Let’s explain the terms in plain English (thank God we’re not Canadian, or we’d have to do it in plain French, too). “Stature anthropometry” is cod-scientific for “height.” (You should teach that to your eight-year-old. When an aunt asks, “How tall are you,” the kid’ll come back with, “my stature anthropometry is…” and that’ll shut the old bag up for good). “Elbow span” is your width at the elbows. “Elbow height” is how high your elbow is from the ground. 95th and 5th percentile are generally accepted in ergonomics as the limits of the population you must serve — if you plot all heights, say, on a bell curve you can lop off the tails that hold the top and bottom 5% when designing your door, so it doesn’t need to accommodate Guiness Book of World Records human shapes and sizes (and indeed, if you are building a house in Vancouver for a Guiness Book tall man, you might not be able to build to suit him). Because of sexual dimorphism in homo sapiens, which is a cod-scientific way of saying men run bigger than women in our human race, using specific male numbers for the heights and female numbers for the lows, increases the range so you’re only excluding 2 to 3 percent of humans.

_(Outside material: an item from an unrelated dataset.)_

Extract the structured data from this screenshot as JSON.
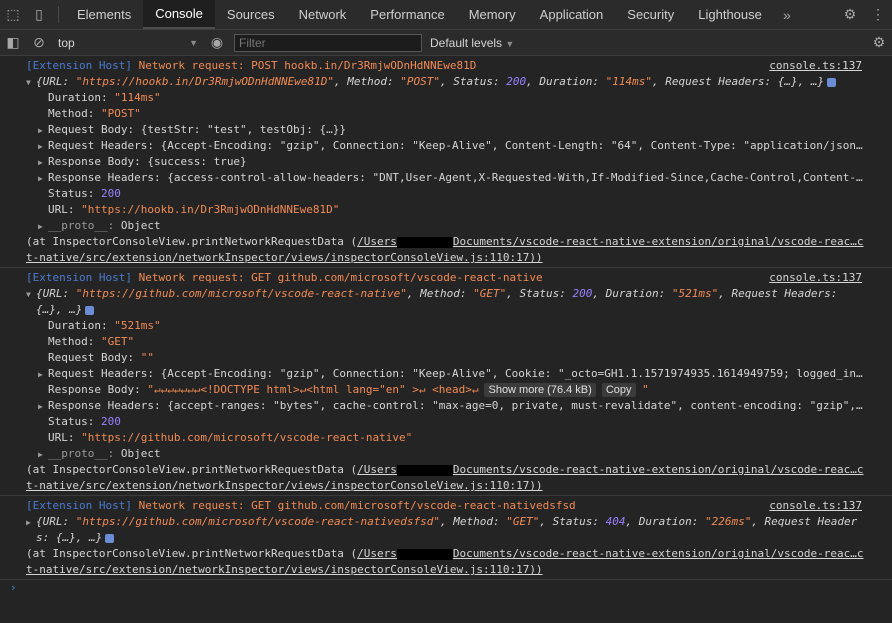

What this is intended to require is that a door must be big enough for a very tall man, but not the very tallest man, and that the door must be wide enough for a very wide fellow, but not the very widest; but the doorknob (er, lever, forgot we’re knobbenrein, mein Herr), must be positioned for the convenience of a very short woman, but not the very shortest. If they had gotten the numbers right, your basketball pro’s ability to negotiate the door without stooping would be compromised by his need to stoop to reach the doorknob put close to hand for the dwarf lady.
Those of you who are native speakers of SI (metric) units have probably already done the math and are snickering here. For you Americans stuck in archaic Imperial units (and bitterly clinging to guns, religion, and round freakin’ doorknobs), have a gander at the image on the left.
There are approximatelt 2.54 centimeters to an inch. So Vancouver’s Dream Door is: about 2 feet, 4 1/2 inches high, 3 feet, 2 inches wide, and the
doorknob, er, lever, is positioned 2 feet, 8 inches above the floor — which places it roughly 3 1/2 inches above the door.
It’s hard to figure out where the error is and what was really meant. If they wanted the height of the door to be a hundred and 72.6 centimeters, that’s still only about five feet seven or eight, and certainly not the 95-percent man. Of course, they may have based the whole thing on Malaysian anthropometrics — Malaysians come in many races, shapes and sizes, but compact East Asians predominate.
The Canadians, meanwhile, whatever their would-be political masters have degenerated to now, were once a race of hearty lumberjacks — who were comfortable with simple arithmetic (unlike, say, Popular Science writers) and fearlessly approached round doorknobs with confident hands.
And here you have the problem with fascism, whether it’s the malevolent kind that troops the red flag down Unter Den Linden in black uniforms, or the supposedly benevolent kind that hides behind the heartwarming symbol of the maple leaf, whilst working its evil complots upon the unsuspecting building codes. The Great Leader, or People’s Commissariat, or Philosopher King turns out to be rather lousy at making decisions for you. When you trade liberty for efficiency in government or some other good and worthy objective (security being the most renowned of these), you wind up with neither.
You wind up with doors with detached doorknobs.